THE RECORDS Block Start

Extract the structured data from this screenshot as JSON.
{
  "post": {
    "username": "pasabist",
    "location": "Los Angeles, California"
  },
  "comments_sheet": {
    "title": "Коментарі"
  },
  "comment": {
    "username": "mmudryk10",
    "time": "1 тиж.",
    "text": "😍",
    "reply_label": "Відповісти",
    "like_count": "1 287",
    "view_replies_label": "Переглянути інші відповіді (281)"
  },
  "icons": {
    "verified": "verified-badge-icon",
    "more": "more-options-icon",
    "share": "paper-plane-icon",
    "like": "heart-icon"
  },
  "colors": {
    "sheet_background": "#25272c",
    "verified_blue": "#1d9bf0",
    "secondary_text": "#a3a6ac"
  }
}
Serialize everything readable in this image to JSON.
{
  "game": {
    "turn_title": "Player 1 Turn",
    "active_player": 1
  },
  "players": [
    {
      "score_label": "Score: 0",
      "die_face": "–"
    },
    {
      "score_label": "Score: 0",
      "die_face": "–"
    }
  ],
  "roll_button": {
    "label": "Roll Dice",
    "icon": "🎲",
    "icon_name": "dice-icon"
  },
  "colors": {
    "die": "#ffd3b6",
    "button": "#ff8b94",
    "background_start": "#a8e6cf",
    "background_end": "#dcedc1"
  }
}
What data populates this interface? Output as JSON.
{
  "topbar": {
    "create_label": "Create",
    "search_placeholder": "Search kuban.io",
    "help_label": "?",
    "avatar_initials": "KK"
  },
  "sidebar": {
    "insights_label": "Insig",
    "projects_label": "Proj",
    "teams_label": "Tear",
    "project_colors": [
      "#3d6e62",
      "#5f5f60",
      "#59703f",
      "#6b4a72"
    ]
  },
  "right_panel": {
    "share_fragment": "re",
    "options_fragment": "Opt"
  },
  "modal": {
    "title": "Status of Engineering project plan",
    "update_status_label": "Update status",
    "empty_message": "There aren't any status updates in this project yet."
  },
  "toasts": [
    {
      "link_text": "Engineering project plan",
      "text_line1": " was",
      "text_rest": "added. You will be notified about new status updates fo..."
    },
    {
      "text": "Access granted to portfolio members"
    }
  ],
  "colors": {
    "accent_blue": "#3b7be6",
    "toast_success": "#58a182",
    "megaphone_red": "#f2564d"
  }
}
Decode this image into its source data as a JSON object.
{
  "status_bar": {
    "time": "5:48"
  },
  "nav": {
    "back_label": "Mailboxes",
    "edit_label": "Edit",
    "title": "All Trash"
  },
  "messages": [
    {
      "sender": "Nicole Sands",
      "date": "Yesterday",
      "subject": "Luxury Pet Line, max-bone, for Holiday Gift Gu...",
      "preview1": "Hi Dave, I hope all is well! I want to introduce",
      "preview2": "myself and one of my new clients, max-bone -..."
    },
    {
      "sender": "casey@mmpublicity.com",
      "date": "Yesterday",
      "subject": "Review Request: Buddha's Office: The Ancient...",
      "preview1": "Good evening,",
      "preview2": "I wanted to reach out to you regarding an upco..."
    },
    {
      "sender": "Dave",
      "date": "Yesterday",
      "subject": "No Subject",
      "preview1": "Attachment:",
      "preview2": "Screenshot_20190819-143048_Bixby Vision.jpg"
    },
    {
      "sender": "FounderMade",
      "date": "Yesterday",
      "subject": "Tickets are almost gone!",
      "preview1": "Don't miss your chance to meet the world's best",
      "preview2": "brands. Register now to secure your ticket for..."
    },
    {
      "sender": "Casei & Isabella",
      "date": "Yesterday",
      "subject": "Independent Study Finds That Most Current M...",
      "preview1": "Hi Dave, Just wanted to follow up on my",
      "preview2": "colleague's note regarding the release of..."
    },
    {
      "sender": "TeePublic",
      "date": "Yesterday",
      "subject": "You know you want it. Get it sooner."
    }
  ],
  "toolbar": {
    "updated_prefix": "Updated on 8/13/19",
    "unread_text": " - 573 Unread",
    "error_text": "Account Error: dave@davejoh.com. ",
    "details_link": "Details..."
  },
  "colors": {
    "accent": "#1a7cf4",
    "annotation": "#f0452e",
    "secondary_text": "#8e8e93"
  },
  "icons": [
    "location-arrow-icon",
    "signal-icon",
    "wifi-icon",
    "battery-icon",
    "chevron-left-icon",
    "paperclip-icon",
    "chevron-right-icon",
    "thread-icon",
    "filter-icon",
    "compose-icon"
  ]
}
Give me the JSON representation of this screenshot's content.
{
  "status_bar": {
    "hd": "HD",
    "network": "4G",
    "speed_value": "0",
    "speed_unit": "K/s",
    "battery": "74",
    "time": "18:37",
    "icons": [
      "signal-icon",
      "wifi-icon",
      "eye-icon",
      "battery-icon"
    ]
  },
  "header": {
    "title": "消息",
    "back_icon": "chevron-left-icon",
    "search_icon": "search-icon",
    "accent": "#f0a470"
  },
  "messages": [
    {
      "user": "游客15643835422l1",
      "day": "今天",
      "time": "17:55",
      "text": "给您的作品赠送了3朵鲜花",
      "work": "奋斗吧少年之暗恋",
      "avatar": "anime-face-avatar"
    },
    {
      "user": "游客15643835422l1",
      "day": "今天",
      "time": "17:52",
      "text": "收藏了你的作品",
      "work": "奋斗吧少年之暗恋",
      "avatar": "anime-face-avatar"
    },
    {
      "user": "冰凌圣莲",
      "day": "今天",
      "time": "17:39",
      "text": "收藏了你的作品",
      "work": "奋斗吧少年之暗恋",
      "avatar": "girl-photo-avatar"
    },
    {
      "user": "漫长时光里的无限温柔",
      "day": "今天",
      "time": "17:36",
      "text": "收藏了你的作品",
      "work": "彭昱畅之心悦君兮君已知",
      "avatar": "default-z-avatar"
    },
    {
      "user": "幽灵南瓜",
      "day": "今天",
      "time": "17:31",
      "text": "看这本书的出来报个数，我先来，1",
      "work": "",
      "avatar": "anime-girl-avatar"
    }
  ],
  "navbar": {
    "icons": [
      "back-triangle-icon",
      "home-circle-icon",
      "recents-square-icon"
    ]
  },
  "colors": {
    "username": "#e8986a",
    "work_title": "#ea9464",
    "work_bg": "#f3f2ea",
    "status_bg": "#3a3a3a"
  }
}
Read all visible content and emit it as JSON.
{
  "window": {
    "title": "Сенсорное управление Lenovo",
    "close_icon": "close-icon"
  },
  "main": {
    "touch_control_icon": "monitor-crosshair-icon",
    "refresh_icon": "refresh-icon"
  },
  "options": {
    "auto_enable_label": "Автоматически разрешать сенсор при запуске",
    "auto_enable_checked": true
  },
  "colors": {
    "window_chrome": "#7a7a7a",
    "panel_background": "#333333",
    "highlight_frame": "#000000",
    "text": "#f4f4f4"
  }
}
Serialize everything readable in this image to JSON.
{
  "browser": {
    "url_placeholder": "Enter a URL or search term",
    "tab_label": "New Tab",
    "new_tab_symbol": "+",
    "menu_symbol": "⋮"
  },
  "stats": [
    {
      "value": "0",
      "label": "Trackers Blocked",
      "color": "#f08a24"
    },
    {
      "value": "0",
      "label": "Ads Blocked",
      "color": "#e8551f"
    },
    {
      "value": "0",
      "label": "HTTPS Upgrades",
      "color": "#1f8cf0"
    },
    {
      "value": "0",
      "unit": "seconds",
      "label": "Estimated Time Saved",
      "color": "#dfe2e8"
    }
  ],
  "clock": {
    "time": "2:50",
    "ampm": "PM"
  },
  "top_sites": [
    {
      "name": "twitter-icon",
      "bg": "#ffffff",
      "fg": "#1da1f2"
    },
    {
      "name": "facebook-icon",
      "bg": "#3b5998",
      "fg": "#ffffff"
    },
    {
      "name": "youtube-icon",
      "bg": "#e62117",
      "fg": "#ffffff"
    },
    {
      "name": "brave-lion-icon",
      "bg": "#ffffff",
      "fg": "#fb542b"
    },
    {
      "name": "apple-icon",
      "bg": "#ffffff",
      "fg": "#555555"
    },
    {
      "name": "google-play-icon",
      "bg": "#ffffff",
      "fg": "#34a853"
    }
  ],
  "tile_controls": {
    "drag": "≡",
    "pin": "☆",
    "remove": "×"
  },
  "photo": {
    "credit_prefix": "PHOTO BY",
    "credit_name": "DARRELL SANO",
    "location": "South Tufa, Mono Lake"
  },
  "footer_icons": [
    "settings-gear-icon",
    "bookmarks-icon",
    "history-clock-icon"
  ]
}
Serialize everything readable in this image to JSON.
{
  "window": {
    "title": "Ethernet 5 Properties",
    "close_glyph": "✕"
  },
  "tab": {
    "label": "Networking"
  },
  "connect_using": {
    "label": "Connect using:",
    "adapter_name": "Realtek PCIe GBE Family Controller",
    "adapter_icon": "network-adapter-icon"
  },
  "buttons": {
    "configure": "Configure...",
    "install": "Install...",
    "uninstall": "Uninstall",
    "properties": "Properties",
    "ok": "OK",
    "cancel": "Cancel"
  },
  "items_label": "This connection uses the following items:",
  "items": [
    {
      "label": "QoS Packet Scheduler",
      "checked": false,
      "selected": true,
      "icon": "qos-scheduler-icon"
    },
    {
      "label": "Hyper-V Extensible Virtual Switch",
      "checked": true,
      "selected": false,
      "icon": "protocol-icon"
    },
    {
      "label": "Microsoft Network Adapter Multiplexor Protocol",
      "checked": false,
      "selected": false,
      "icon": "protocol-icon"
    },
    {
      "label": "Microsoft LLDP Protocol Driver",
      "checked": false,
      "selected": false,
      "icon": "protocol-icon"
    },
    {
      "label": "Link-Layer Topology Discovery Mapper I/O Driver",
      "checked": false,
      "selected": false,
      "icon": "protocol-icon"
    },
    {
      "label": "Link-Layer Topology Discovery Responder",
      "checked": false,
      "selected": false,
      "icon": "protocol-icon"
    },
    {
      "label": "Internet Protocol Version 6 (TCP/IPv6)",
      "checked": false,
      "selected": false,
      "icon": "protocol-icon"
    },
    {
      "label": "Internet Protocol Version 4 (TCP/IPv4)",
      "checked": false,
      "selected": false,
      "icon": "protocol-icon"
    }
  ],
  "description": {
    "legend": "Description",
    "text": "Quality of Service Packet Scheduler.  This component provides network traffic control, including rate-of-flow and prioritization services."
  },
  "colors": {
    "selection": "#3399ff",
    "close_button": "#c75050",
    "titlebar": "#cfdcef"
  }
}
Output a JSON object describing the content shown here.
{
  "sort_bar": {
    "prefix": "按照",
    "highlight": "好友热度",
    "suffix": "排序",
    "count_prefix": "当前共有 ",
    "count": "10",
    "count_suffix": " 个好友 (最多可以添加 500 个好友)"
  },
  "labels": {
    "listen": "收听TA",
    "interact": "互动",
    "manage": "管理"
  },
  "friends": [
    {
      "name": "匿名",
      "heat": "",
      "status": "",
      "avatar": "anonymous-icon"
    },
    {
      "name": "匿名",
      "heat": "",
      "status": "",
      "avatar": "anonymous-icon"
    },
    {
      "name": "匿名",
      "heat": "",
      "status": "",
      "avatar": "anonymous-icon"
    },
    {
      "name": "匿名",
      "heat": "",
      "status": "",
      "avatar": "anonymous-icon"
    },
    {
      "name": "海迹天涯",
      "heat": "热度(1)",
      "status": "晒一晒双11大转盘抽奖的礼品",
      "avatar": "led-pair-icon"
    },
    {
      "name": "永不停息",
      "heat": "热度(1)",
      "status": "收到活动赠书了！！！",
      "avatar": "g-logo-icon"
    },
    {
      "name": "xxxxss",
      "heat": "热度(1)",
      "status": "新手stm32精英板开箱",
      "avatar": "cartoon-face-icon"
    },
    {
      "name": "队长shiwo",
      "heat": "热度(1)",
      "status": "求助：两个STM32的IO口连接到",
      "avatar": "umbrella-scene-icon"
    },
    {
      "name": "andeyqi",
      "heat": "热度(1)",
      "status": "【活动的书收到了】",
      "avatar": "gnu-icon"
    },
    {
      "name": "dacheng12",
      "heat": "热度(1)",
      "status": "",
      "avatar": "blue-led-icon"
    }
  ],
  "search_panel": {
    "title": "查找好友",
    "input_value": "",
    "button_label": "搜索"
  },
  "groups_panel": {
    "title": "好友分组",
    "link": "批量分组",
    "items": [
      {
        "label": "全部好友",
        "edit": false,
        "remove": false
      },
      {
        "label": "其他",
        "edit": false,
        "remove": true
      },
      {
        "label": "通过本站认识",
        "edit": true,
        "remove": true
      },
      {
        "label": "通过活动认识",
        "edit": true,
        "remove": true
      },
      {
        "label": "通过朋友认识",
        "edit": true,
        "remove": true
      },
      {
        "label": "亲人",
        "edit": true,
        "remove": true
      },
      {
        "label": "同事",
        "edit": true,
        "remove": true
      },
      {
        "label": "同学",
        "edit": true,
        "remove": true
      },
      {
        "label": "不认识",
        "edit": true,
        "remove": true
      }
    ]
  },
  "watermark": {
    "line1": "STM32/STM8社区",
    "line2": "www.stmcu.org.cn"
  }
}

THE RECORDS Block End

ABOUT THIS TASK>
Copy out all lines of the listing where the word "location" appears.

EXERCISE RESULT>
    "location": "Los Angeles, California"
    "location-arrow-icon",
    "location": "South Tufa, Mono Lake"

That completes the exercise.